WASH CYCLE OFFERS some fascinating statistics on the dangers of various modes of transit based on fatalities per mile. As you can see from the figures for pedestrians, fatalities per hour might be a more accurate way of figuring it out, but it's still interesting:

School Bus 0.02
Charter/tour bus 0.12
Commuter bus 0.24
Van 0.44 SUV 0.82
Other truck 1.03
Car 1.04
Pickup truck 1.12
Bicycle 5.58
Walk 19.73
Motorcycle 31.91http://washcycle.typepad.com/

2006. . .

ABOUT TWO THIRDS OF Americans support doctor-assisted suicide, according to a Gallup poll.

From 1993 to 2003, the U.S. population grew by 12 percent but emergency room visits grew by 27 percent, from 90 million to 114 million. In that same period, however, 425 emergency departments closed, along with about 700 hospitals and nearly 200,000 beds. - Washington Post

WASHINGTON TIMES - The 12 percent of the U.S. population 65 and older accounted for one-third of all hospital admissions in 2003, federal data revealed Tuesday. . . The most common procedure performed on elderly patients was blood transfusion, according to the study, and 60 percent of all blood transfusions are performed on elderly patients. . . The most common reasons elderly patients were hospitalized were congestive heart failure, pneumonia, coronary atherosclerosis, cardiac dysrhythmias, and acute myocardial infarction or heart attack. When elderly patients do go to the hospital, they are five times likelier to die than younger patients, the agency said.

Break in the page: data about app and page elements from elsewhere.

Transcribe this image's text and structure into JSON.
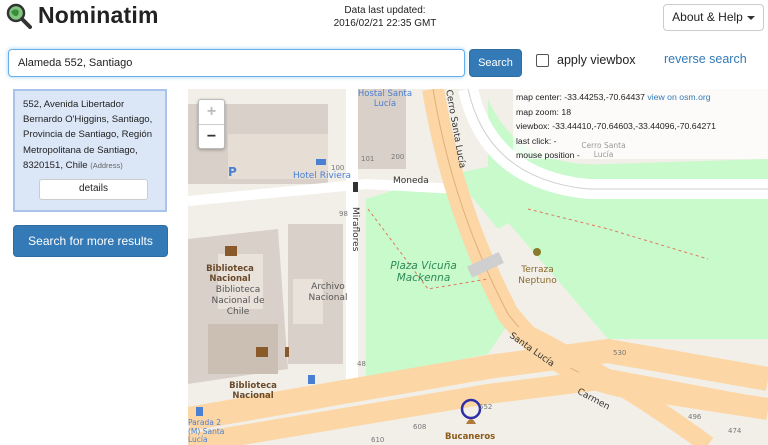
{
  "header": {
    "app_name": "Nominatim",
    "data_updated_label": "Data last updated:",
    "data_updated_value": "2016/02/21 22:35 GMT",
    "about_button": "About & Help"
  },
  "search": {
    "query": "Alameda 552, Santiago",
    "button": "Search",
    "viewbox_label": "apply viewbox",
    "reverse_link": "reverse search"
  },
  "result": {
    "address": "552, Avenida Libertador Bernardo O'Higgins, Santiago, Provincia de Santiago, Región Metropolitana de Santiago, 8320151, Chile",
    "type": "(Address)",
    "details_button": "details"
  },
  "more_results_button": "Search for more results",
  "map": {
    "zoom_in": "+",
    "zoom_out": "−",
    "info": {
      "center_label": "map center: -33.44253,-70.64437",
      "center_link": "view on osm.org",
      "zoom_label": "map zoom: 18",
      "viewbox_label": "viewbox: -33.44410,-70.64603,-33.44096,-70.64271",
      "last_click": "last click: -",
      "mouse_position": "mouse position -"
    },
    "labels": {
      "hostal": "Hostal Santa Lucía",
      "hotel": "Hotel Riviera",
      "cerro_street": "Cerro Santa Lucía",
      "cerro_place": "Cerro Santa Lucía",
      "moneda": "Moneda",
      "miraflores": "Miraflores",
      "plaza": "Plaza Vicuña Mackenna",
      "terraza": "Terraza Neptuno",
      "biblioteca1": "Biblioteca Nacional",
      "biblioteca2": "Biblioteca Nacional de Chile",
      "archivo": "Archivo Nacional",
      "biblioteca3": "Biblioteca Nacional",
      "santa_lucia_street": "Santa Lucía",
      "carmen": "Carmen",
      "bucaneros": "Bucaneros",
      "parada": "Parada 2 (M) Santa Lucía",
      "hn_100": "100",
      "hn_101": "101",
      "hn_200": "200",
      "hn_98": "98",
      "hn_48": "48",
      "hn_530": "530",
      "hn_608": "608",
      "hn_610": "610",
      "hn_496": "496",
      "hn_474": "474",
      "hn_552": "552",
      "parking": "P"
    }
  },
  "colors": {
    "accent": "#337ab7",
    "result_bg": "#dbe6f7",
    "park": "#c8facc",
    "road_major": "#fcd6a4",
    "building": "#d9d0c9"
  }
}
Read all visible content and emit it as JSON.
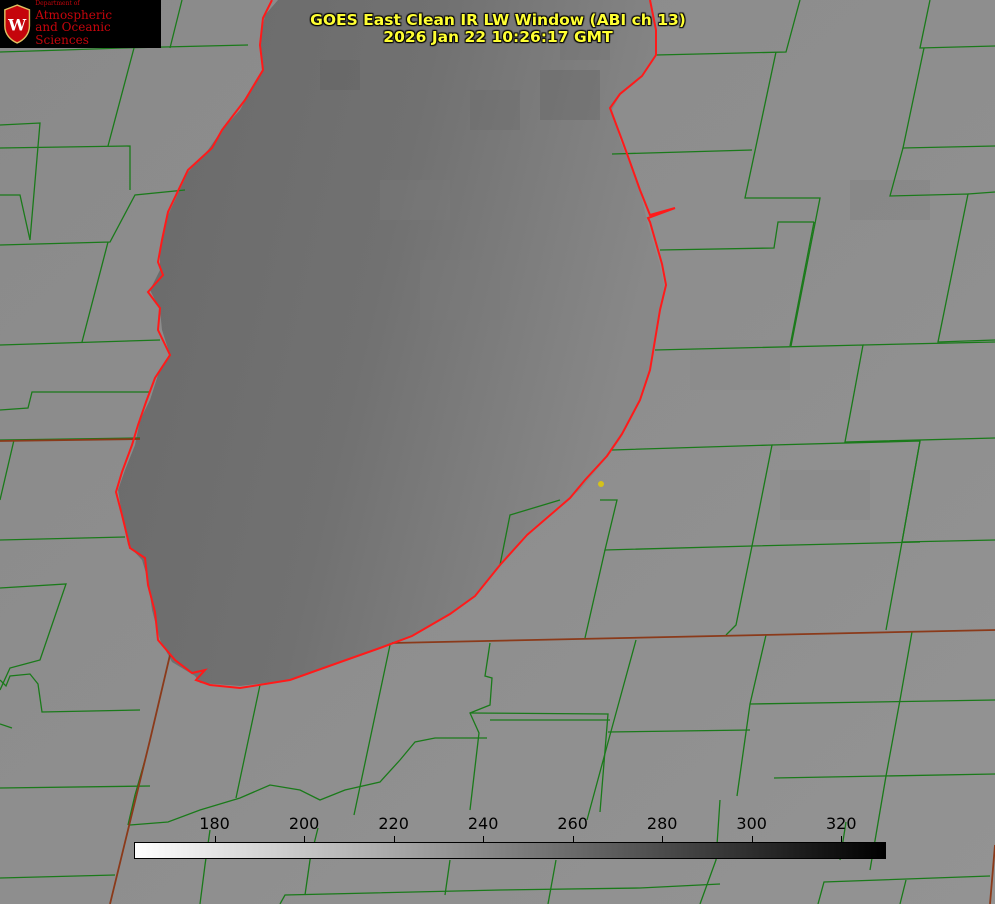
{
  "title": {
    "line1": "GOES East Clean IR LW Window (ABI ch 13)",
    "line2": "2026 Jan 22 10:26:17 GMT"
  },
  "logo": {
    "dept": "Department of",
    "line1": "Atmospheric",
    "line2": "and Oceanic Sciences",
    "seal_letter": "W"
  },
  "colorbar": {
    "min": 162,
    "max": 330,
    "ticks": [
      "180",
      "200",
      "220",
      "240",
      "260",
      "280",
      "300",
      "320"
    ],
    "gradient": [
      "#ffffff",
      "#000000"
    ]
  },
  "colors": {
    "background": "#8c8c8c",
    "lake": "#6e6e6e",
    "county_lines": "#1a7a1a",
    "state_lines": "#8b3a1a",
    "shoreline": "#ff1a1a",
    "title": "#ffff33",
    "logo_red": "#c5050c",
    "marker": "#d4c21a"
  }
}
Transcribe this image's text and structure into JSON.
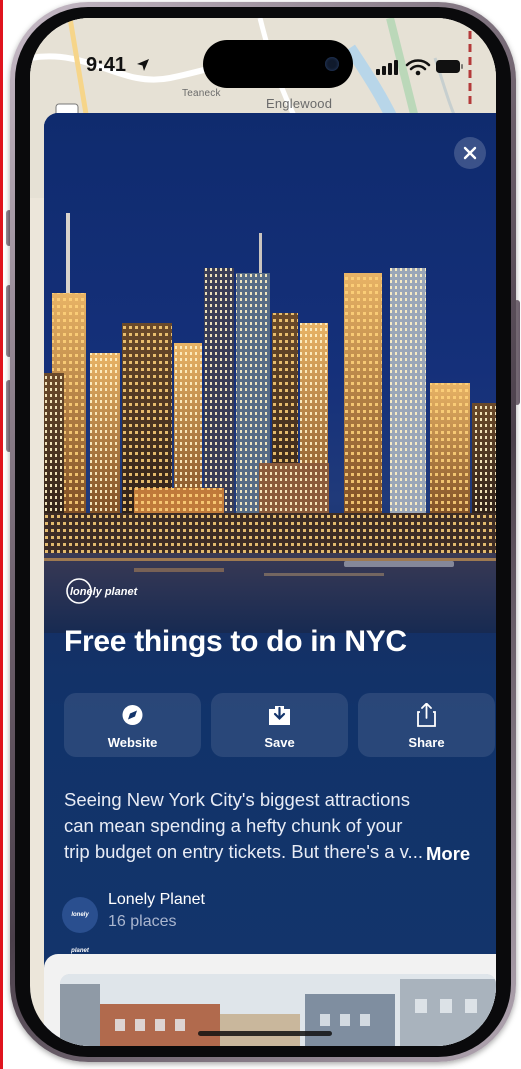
{
  "status_bar": {
    "time": "9:41"
  },
  "map": {
    "label_englewood": "Englewood",
    "label_teaneck": "Teaneck"
  },
  "guide": {
    "publisher_logo_text": "lonely planet",
    "title": "Free things to do in NYC",
    "actions": [
      {
        "label": "Website",
        "icon": "compass-icon"
      },
      {
        "label": "Save",
        "icon": "save-download-icon"
      },
      {
        "label": "Share",
        "icon": "share-icon"
      }
    ],
    "description": "Seeing New York City's biggest attractions can mean spending a hefty chunk of your trip budget on entry tickets. But there's a v...",
    "more_label": "More",
    "source": {
      "name": "Lonely Planet",
      "count": "16 places",
      "avatar_text": "lonely planet"
    }
  },
  "colors": {
    "sheet_background": "#13346b",
    "accent_white": "#ffffff"
  }
}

http://washtimes.com/upi/20060516-125819-7266r.htm

AP - America may be the world's superpower, but its survival rate for newborn babies ranks near the bottom among modern nations, better only than Latvia. Among 33 industrialized nations, the United States is tied with Hungary, Malta, Poland and Slovakia with a death rate of nearly 5 per 1,000 babies, according to a new report. Latvia's rate is 6 per 1,000.

http://www.chron.com/disp/story.mpl/ap/health/3850137.html

IN THE PAST 50 year, medicine and changes in lifestyle has increased the lifespan of a 65 year old man by only 3.7 years.

2004

 

STUDY DOCUMENTS INCREASE IN CALORIE CONSUMPTION

ANAHAD O'CONNOR, NY TIMES - From 1971 to 2000, the study found, women increased their caloric intake by 22 percent, men by 7 percent. Much of the change was found to be due to an increase in the amount of carbohydrates we have been eating. . . And while the percentage of calories Americans get from fat, especially saturated fats, has decreased, the numbers might be deceiving. The actual amount of fat eaten daily has gone up. It just makes up a smaller percentage of the total caloric pie now that we are eating so many more carbs.

. . . Cookies, pasta, soda and other carbohydrates appear to be mostly to blame. Among women, carbohydrates jumped from about 45 percent of the daily caloric intake to almost 52 percent. For men, they grew from 42 percent to 49 percent.

According to the National Institutes of Health, the average person passes intestinal gas from 14 to 23 times a day and produces about 1 to 3 pints of the stuff. That may be more than you expect. Many people who believe that they are excessively gassy actually have perfectly ordinary amounts, says Steven Edmundowicz, MD, chief of endoscopy at Washington University School of Medicine in St. Louis. [WEb MD]